Directed by: Mia Hansen-Løve
Starring: Isabelle Huppert, André Marcon, Roman Kolinka
“A great French writer wanted to rest here, to hear only the sea and wind”. While the rhythmic samples of French-electro duo Daft Punk helped form the beating heart of Mia Hansen-Løve’s previous picture Eden – an epic exploration of the 90s Parisian club culture – her latest film, the beautifully bijou cinematic trinket Things To Come, instead finds its acoustic sweet spot in the simple diegetic sounds of the world around us. Here music is used with a deliberate sparseness, sourced only when the understated pathos of Hansen-Løve’s script truly necessitates a cathartic crescendo.
When we first meet Nathalie (Isabelle Huppert), the stormy winds of change approaching her life can already be heard, reverberating through the choppy waters of the French coastline. However, Nathalie herself will not feel the full force of this gale for several years to come. For now, the sun shines bright in her life as she surveys the serene beauty of Brittany’s shores, accompanied by her husband Heinz (André Marcon), and their two children Chloé (Sarah Le Picard) and Johann (Solal Forte).Flash forward to the present day, and indelible clouds of crisis have slowly begun to form; though curiously, and perhaps crucially, the skies remain clear.

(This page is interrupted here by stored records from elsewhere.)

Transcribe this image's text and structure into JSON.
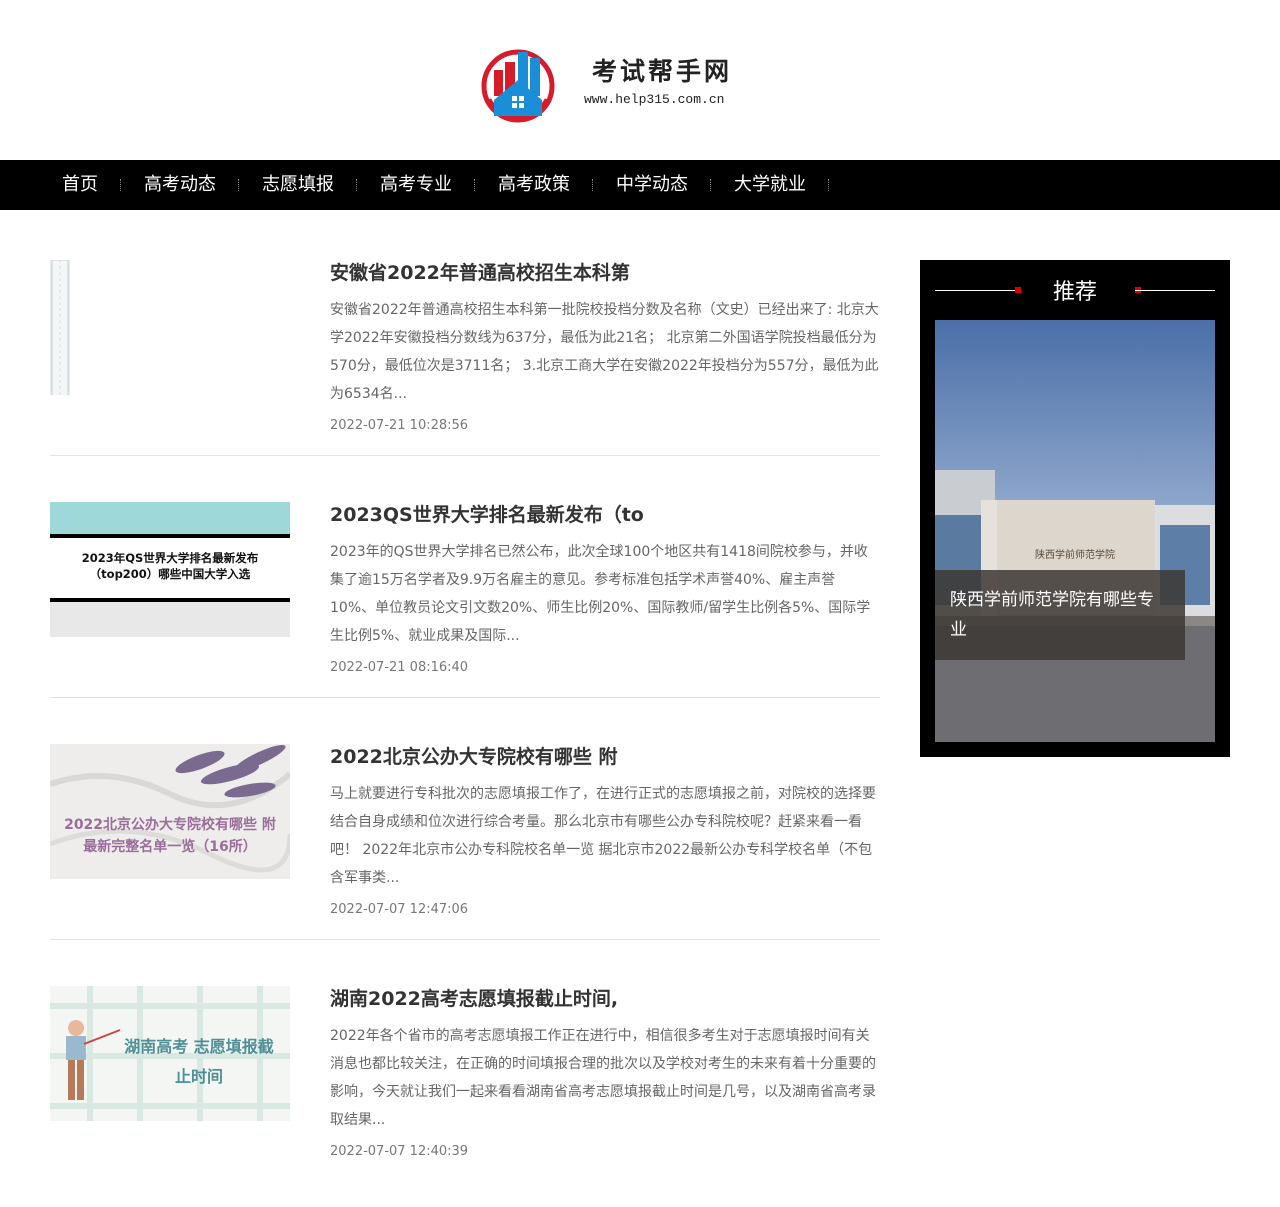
{
  "site": {
    "name": "考试帮手网",
    "url": "www.help315.com.cn"
  },
  "nav": {
    "items": [
      "首页",
      "高考动态",
      "志愿填报",
      "高考专业",
      "高考政策",
      "中学动态",
      "大学就业"
    ]
  },
  "articles": [
    {
      "title": "安徽省2022年普通高校招生本科第",
      "summary": "安徽省2022年普通高校招生本科第一批院校投档分数及名称（文史）已经出来了: 北京大学2022年安徽投档分数线为637分，最低为此21名； 北京第二外国语学院投档最低分为570分，最低位次是3711名； 3.北京工商大学在安徽2022年投档分为557分，最低为此为6534名...",
      "date": "2022-07-21 10:28:56",
      "thumb_text": ""
    },
    {
      "title": "2023QS世界大学排名最新发布（to",
      "summary": "2023年的QS世界大学排名已然公布，此次全球100个地区共有1418间院校参与，并收集了逾15万名学者及9.9万名雇主的意见。参考标准包括学术声誉40%、雇主声誉10%、单位教员论文引文数20%、师生比例20%、国际教师/留学生比例各5%、国际学生比例5%、就业成果及国际...",
      "date": "2022-07-21 08:16:40",
      "thumb_text": "2023年QS世界大学排名最新发布（top200）哪些中国大学入选"
    },
    {
      "title": "2022北京公办大专院校有哪些 附",
      "summary": "马上就要进行专科批次的志愿填报工作了，在进行正式的志愿填报之前，对院校的选择要结合自身成绩和位次进行综合考量。那么北京市有哪些公办专科院校呢？赶紧来看一看吧！ 2022年北京市公办专科院校名单一览 据北京市2022最新公办专科学校名单（不包含军事类...",
      "date": "2022-07-07 12:47:06",
      "thumb_text": "2022北京公办大专院校有哪些 附最新完整名单一览（16所）"
    },
    {
      "title": "湖南2022高考志愿填报截止时间,",
      "summary": "2022年各个省市的高考志愿填报工作正在进行中，相信很多考生对于志愿填报时间有关消息也都比较关注，在正确的时间填报合理的批次以及学校对考生的未来有着十分重要的影响，今天就让我们一起来看看湖南省高考志愿填报截止时间是几号，以及湖南省高考录取结果...",
      "date": "2022-07-07 12:40:39",
      "thumb_text": "湖南高考 志愿填报截止时间"
    }
  ],
  "sidebar": {
    "title": "推荐",
    "caption": "陕西学前师范学院有哪些专业",
    "image_text": "陕西学前师范学院"
  }
}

Nathalie has become accustomed to the routine of her life: she teaches philosophy at a local Parisian grammar school – a job that she adores – whilst dividing her spare time between her family, and a number of close friends – the most notable being Fabien, a freethinking former student (Roman Kolinka). Living in her late fifties and comfortable with her existence, the future is no longer something that Nathalie feels compelled to regularly consider… Until, that is, the day she returns home to the news that Heinz has met another woman, and now plans to divorce her.
Things To Come may mark a departure from the topic of youth, the foundation for much of Hansen-Løve’s oeuvre in the past, but once more this is a fiction that thrives in its ability to honestly contemplate the passing of time with a tone that shifts seamlessly between the euphoric and melancholic; as has previously been the case, Hansen-Løve’s direction shares the same dynamic eclecticism we see in the work of her husband and former mentor Olivier Assayas. There’s plenty that’s personal within her script – the narrative is loosely inspired by the life of Mia Hansen-Løve’s mother, Laurence – but the film is never sentimentally overcome by the sadness that swells within the story.As Nathalie’s personal traumas continue to mount – Edith Scob has a ball as her cantankerous and coquettish mother Yvette, whose grasp of reality deteriorates by the day – her loneliness and sorrow radiate through the screen. Yet Hansen-Løve isn’t an artist who’s willing to simply submit to such pain with a pessimistic attitude, her approach is more refreshingly optimistic. As Nathalie’s isolation intensifies, she turns to philosophy – the true love of her life – not for guidance, but support; pausing not only to question how she handles the freedom she’s now faced with, but also to indulge more in the joys, and appreciate the beauty of everyday life.
Appearing in almost every shot and commanding the film from the start, it’s Isabelle Huppert who ultimately carries our hearts; her performance realised with a rich intelligence and sharp wit, but contrasted with flickers of fear and apprehension that ensure Nathalie’s is not another female character to be merely defined by a strong appearance. She’s commanding company, someone we can and want to invest our faith in – Olivier Goinard’s subtle sound mix combining with Denis Lenoir’s concentrated cinematography to communicate a touching and tranquil connection between spectator and subject.
As Nathalie confronts her uncertain future, she does so with a hopeful fortitude that emanates within us all; and echoing through the wind is the voice of Hansen-Løve herself, encouraging you to consider your own.